Task instructions | The answer must consist of every line in the records that contains the word "sqrt".

════

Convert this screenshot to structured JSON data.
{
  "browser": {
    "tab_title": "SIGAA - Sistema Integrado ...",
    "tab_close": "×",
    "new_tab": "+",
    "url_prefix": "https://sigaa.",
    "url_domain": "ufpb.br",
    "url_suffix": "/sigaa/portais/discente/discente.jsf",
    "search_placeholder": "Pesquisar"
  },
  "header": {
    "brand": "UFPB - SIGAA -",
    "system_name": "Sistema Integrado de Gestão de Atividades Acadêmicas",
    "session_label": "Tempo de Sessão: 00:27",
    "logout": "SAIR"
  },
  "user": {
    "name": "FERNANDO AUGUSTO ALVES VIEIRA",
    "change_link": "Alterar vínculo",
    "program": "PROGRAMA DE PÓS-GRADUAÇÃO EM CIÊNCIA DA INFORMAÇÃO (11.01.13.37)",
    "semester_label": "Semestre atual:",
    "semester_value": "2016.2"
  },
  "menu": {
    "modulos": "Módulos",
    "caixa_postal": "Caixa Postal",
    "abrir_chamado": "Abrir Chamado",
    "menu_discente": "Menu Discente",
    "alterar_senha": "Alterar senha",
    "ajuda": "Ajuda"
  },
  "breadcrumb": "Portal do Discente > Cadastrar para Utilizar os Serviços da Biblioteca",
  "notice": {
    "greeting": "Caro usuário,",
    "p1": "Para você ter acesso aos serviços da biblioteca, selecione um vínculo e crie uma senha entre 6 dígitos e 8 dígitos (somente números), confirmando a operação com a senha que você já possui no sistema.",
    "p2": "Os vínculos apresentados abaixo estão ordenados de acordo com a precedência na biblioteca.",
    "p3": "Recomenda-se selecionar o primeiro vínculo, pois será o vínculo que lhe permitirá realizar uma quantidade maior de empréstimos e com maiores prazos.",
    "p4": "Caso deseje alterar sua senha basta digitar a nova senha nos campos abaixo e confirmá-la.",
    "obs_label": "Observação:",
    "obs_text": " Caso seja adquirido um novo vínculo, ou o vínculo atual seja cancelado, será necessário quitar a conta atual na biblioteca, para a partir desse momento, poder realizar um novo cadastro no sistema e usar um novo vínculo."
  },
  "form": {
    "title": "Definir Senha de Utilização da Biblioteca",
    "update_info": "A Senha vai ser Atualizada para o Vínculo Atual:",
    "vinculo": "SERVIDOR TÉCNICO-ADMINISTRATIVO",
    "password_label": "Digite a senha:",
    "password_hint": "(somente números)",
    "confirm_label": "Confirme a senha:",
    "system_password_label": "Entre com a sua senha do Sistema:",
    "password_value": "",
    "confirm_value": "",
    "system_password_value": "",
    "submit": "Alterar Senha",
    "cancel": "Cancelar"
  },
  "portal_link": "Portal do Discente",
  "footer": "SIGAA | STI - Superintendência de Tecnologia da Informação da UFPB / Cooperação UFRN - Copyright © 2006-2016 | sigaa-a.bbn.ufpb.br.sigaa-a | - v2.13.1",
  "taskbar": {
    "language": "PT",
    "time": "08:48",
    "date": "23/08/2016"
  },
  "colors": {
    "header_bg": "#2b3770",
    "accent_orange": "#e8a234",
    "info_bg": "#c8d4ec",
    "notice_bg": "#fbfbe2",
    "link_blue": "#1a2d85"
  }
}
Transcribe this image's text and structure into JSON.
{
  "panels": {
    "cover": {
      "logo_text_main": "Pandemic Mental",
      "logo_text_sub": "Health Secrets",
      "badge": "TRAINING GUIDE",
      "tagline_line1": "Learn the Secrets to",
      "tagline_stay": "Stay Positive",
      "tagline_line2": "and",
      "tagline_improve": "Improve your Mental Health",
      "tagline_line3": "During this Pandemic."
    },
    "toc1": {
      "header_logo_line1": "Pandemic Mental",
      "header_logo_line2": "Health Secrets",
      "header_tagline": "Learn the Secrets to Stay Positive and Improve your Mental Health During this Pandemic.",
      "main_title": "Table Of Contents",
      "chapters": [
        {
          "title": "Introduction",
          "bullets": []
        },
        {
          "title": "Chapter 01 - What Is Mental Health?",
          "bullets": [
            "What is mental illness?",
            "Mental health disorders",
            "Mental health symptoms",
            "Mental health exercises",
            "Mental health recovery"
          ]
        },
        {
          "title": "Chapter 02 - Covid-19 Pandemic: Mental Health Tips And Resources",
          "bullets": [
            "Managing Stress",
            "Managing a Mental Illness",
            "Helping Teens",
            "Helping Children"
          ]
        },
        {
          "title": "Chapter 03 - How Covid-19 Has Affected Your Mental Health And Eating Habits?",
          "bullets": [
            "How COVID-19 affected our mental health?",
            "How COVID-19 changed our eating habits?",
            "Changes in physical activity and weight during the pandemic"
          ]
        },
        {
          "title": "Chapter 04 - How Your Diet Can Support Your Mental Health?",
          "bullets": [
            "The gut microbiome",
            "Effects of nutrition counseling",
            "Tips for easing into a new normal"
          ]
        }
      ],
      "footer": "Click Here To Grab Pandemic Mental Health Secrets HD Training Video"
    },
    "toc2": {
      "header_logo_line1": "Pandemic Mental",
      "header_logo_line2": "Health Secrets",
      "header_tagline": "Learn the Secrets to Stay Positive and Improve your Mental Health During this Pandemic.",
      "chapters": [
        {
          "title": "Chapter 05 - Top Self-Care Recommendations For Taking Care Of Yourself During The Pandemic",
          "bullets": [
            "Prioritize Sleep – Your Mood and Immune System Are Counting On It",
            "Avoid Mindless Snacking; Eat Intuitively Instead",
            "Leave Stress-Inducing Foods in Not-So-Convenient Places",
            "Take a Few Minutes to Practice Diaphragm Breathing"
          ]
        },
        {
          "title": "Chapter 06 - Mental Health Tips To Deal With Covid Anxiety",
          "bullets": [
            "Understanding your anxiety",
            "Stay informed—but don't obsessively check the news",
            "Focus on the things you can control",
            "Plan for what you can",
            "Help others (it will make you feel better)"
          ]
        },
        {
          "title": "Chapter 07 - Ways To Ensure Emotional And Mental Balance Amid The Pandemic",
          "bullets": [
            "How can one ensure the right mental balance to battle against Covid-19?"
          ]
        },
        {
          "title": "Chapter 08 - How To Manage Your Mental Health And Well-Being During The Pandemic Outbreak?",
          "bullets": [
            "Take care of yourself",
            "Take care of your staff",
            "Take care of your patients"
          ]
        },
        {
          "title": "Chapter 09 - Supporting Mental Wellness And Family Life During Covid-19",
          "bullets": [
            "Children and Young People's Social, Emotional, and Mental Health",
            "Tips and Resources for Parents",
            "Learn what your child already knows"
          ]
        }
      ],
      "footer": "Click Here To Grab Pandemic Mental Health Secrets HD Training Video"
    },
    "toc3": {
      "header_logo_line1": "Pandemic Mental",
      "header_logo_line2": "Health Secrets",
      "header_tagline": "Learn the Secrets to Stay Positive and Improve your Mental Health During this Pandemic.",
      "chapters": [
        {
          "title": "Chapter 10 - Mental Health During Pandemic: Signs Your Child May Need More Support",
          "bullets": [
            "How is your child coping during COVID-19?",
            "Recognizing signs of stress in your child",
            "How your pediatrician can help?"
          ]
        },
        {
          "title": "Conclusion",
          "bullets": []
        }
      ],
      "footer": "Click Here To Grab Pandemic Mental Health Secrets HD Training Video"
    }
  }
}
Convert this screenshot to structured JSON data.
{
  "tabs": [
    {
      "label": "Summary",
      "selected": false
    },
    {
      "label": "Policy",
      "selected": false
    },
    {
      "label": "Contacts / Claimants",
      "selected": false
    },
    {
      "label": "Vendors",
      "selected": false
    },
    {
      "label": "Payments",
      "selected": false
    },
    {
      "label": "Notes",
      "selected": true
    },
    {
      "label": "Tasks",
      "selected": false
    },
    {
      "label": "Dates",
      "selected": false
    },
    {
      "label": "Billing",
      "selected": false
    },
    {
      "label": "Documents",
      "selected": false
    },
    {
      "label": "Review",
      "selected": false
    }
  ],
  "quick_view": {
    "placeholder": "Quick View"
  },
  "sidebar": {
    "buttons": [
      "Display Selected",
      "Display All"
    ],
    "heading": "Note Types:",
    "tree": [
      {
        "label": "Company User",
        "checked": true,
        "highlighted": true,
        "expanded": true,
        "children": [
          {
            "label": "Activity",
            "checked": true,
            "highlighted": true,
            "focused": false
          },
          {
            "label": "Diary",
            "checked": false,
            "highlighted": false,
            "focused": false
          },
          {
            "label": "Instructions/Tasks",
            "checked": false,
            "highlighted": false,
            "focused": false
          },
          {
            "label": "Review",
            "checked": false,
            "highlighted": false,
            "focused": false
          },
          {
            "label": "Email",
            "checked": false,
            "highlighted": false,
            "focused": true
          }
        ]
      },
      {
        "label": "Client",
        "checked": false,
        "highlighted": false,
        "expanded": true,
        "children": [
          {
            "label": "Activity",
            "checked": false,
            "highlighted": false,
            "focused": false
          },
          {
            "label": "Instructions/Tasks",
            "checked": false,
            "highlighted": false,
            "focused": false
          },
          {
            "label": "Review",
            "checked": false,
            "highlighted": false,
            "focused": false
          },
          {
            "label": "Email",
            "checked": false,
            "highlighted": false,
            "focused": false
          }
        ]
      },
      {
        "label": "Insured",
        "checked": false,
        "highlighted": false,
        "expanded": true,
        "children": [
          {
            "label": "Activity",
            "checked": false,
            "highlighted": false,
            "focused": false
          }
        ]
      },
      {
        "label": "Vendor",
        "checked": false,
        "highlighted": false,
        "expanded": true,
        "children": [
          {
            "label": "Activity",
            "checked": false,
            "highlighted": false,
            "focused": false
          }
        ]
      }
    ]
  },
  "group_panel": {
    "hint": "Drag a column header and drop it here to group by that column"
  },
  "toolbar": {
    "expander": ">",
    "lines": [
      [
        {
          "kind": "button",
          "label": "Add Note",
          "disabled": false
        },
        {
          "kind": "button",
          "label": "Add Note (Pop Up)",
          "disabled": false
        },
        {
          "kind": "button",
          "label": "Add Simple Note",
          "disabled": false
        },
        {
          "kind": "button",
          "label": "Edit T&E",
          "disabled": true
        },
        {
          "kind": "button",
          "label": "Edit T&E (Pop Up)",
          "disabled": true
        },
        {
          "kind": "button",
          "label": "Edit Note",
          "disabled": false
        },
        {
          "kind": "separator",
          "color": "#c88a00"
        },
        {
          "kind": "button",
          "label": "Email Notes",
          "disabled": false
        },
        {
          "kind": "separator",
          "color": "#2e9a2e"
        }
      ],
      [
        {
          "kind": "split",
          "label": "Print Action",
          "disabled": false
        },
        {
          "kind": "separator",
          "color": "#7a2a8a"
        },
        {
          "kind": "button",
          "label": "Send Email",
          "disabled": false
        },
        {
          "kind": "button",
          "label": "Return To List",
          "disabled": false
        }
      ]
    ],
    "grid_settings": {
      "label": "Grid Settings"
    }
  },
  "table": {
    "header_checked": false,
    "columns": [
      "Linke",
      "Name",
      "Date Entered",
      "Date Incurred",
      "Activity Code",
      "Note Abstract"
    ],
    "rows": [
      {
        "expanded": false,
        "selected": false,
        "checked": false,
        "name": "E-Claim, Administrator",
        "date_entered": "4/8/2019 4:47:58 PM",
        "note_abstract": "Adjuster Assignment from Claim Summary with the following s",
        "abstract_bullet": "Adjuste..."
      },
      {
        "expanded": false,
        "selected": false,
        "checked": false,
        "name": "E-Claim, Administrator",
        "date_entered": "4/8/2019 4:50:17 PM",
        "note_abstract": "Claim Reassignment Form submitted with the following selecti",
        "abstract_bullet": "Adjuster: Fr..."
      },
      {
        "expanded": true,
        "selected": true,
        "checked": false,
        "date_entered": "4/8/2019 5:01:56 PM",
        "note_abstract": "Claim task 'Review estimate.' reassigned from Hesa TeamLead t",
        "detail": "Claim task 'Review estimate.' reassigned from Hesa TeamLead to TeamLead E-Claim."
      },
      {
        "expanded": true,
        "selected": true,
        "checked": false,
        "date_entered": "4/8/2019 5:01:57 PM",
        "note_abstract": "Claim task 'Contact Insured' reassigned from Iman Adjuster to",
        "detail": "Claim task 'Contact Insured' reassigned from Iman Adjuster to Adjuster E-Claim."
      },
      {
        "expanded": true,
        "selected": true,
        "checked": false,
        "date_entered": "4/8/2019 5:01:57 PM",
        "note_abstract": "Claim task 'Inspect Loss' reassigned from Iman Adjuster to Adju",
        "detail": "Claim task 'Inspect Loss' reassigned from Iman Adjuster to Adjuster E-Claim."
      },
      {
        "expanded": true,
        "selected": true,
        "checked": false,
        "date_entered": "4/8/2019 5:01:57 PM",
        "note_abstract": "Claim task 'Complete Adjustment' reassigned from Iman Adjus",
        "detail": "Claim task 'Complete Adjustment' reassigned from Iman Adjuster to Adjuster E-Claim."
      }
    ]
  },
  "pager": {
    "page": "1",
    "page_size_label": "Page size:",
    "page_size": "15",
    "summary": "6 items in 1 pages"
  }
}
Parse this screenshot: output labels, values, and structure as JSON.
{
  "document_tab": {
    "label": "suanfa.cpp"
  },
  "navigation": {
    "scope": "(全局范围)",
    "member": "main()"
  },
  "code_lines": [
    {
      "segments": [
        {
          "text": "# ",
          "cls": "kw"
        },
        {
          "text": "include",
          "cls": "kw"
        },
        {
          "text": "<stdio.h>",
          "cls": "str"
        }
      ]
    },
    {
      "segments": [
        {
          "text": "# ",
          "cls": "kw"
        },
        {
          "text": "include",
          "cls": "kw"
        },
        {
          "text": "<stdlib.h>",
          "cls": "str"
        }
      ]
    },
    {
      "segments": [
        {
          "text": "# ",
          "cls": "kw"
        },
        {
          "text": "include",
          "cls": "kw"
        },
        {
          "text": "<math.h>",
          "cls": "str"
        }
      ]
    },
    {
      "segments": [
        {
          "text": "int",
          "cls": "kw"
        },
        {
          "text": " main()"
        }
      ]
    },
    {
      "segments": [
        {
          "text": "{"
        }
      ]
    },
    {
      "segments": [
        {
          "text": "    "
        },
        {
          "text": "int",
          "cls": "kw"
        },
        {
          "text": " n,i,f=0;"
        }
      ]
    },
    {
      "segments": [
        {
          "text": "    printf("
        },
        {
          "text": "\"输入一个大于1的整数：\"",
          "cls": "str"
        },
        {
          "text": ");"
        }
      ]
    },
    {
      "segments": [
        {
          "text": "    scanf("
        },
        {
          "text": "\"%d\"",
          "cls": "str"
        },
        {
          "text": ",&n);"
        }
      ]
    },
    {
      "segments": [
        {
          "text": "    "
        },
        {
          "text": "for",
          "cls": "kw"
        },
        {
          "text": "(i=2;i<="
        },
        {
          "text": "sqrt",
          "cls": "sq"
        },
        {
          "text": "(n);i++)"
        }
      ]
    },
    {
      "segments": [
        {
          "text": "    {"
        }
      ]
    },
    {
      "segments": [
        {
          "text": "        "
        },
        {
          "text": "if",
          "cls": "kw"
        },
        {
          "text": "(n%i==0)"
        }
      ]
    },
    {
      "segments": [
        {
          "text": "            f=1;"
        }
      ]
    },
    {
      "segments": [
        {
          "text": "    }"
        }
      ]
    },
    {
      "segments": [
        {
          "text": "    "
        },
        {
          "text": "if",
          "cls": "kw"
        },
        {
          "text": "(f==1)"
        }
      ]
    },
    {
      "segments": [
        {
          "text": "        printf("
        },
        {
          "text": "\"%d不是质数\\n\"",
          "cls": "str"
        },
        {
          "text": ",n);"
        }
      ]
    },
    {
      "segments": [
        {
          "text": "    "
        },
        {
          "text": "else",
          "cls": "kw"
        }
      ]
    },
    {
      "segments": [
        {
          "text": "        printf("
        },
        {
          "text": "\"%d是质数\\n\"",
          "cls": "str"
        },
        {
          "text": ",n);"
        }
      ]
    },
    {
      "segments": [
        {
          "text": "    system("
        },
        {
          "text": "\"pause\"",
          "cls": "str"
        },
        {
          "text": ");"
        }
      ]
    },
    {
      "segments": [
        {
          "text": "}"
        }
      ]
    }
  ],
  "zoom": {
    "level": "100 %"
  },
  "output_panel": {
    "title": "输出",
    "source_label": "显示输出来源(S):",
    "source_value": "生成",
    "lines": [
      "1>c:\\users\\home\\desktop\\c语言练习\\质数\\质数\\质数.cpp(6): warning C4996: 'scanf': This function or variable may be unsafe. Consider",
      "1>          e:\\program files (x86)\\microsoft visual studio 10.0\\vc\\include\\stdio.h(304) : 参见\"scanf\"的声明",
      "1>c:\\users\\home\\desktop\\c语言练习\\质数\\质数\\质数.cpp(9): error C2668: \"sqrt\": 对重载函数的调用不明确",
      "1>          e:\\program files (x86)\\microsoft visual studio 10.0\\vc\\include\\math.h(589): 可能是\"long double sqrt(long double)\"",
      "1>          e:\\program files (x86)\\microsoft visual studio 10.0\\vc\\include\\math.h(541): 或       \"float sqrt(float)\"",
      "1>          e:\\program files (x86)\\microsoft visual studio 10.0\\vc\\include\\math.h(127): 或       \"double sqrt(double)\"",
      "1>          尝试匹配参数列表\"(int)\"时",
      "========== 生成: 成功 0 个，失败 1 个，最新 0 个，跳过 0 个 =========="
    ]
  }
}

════

Task result |
          "text": "sqrt",
      "1>c:\\users\\home\\desktop\\c语言练习\\质数\\质数\\质数.cpp(9): error C2668: \"sqrt\": 对重载函数的调用不明确",
      "1>          e:\\program files (x86)\\microsoft visual studio 10.0\\vc\\include\\math.h(589): 可能是\"long double sqrt(long double)\"",
      "1>          e:\\program files (x86)\\microsoft visual studio 10.0\\vc\\include\\math.h(541): 或       \"float sqrt(float)\"",
      "1>          e:\\program files (x86)\\microsoft visual studio 10.0\\vc\\include\\math.h(127): 或       \"double sqrt(double)\"",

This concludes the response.